Skip to main content

The impact of Supreme Court decisions on the admissions process at Geisinger College of Health Sciences

We’ve updated our Terms & Conditions and Privacy Policy. By using this site, you agree to these terms.

Ashlyn Reiser, MD '20, was eager for Match Day and ready to close out her required rotations with four weeks in an intensive care unit (ICU) when COVID-19 struck.

“My ICU rotation was my last requirement,” she said. “I was very worried. I matched into ophthalmology, but I still need to do a transitional year and it will require time in the ICU. I was afraid my medical education would be incomplete.”

Dr. Reiser and her classmates who still required ICU rotations didn’t have long to fret.

Peggy Shoemaker, MD, assistant chair of internal medicine and assistant professor of medicine, along with Cassiopia (Cass) Lippold, MD, a critical care fellow at Geisinger, devised a solution in less than a week. Together, they created a rotation in the e-ICU, giving fourth-year students a virtual experience that included direct patient interaction.

“I can’t say enough about how impressed I was that Dr. Shoemaker came up with a solution so quickly,” Dr. Reiser said. “But I admit, I was a little skeptical about how theywere going to pull it off.”

In the end, Dr. Reiser said her four weeks in the e-ICU rivaled — and in some ways, exceeded — physically being in the ICU.

The cardiac ICU in Danville is equipped with a camera and screen typically used by hospital staff for clinical care purposes. This technology was repurposed to allow students to “enter” the patient room remotely, interact with the patient to conduct a history, and then direct a bedside fellow or resident to obtain a physical exam under the students’ direction.

Dr. Lippold said she and her other colleagues gently prompted students if they missed a step by asking questions like, “Are you sure there isn’t anything else you’d like me to do?” Students were granted permission to access “their” patients’ electronic health records in a special platform that allows student practice of note and order entry, as well as following the patient’s entire hospital course. Students and residents found that most patients were eager to help with the lessons.

“Dr. Shoemaker was right there with us the whole time,” Dr. Reiser said. “She would send us our schedules for the week. Then we could access Epic to prepare to follow patients, present patients and do handoffs, just as I will in residency. In some ways, I think I learned more than I would have if I had done a normal ICU rotation. We had protected time with the residents. During that time, they weren’t pulled in a dozen other directions. They spent so much time on differing topics, like COVID-19 and mechanical ventilation. I feel well prepared for my residency.”

Although participating in the e-ICU placed extra demand on residents’ and fellows’ time, in addition to Dr. Lippold, six other house staff taught medical students rotating in the e-ICU:

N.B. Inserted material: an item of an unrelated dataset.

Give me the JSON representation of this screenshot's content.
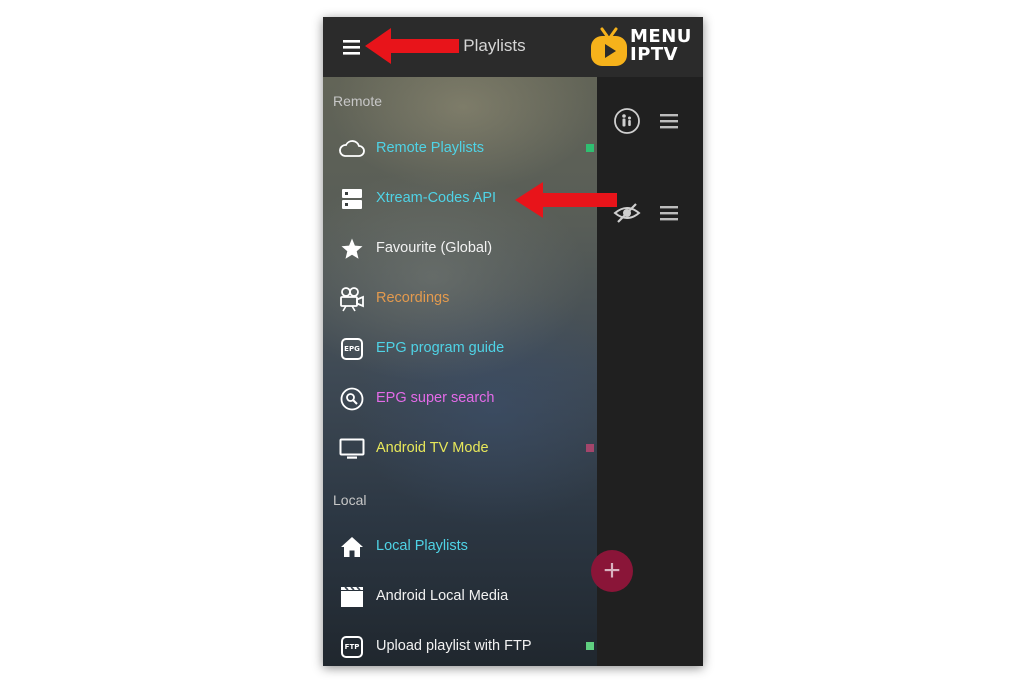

  • Alejandra Garcia-Fernandez, MD, critical care fellow
  • Alexis MacDonald, MD, critical care fellow
  • Dan Leopone, MD, critical care fellow
  • Brandon Nuckles, MD, general surgery resident
  • John Samies, DO, internal medicine resident
  • Gregory Stoner, DO, emergency medicine resident

Read TIME's "How U.S. Medical Schools Are Training a Post-Pandemic Generation of Doctors."

Footage captured in August 2020

Use of e-ICU by GCSOM medical students during COVID-19 pandemic
Cass Lippold, MD, critical care fellow, performs a physical exam on a Geisinger e-ICU patient as directed by Geisinger Commonwealth School of Medicine student Wojciech Losos (visible on screen).
Use of e-ICU by GCSOM medical students during COVID-19 pandemic
Geisinger Commonwealth School of Medicine student Wojciech Losos directs Cass Lippold, MD, critical care fellow, as she performs a physical exam on a Geisinger e-ICU patient.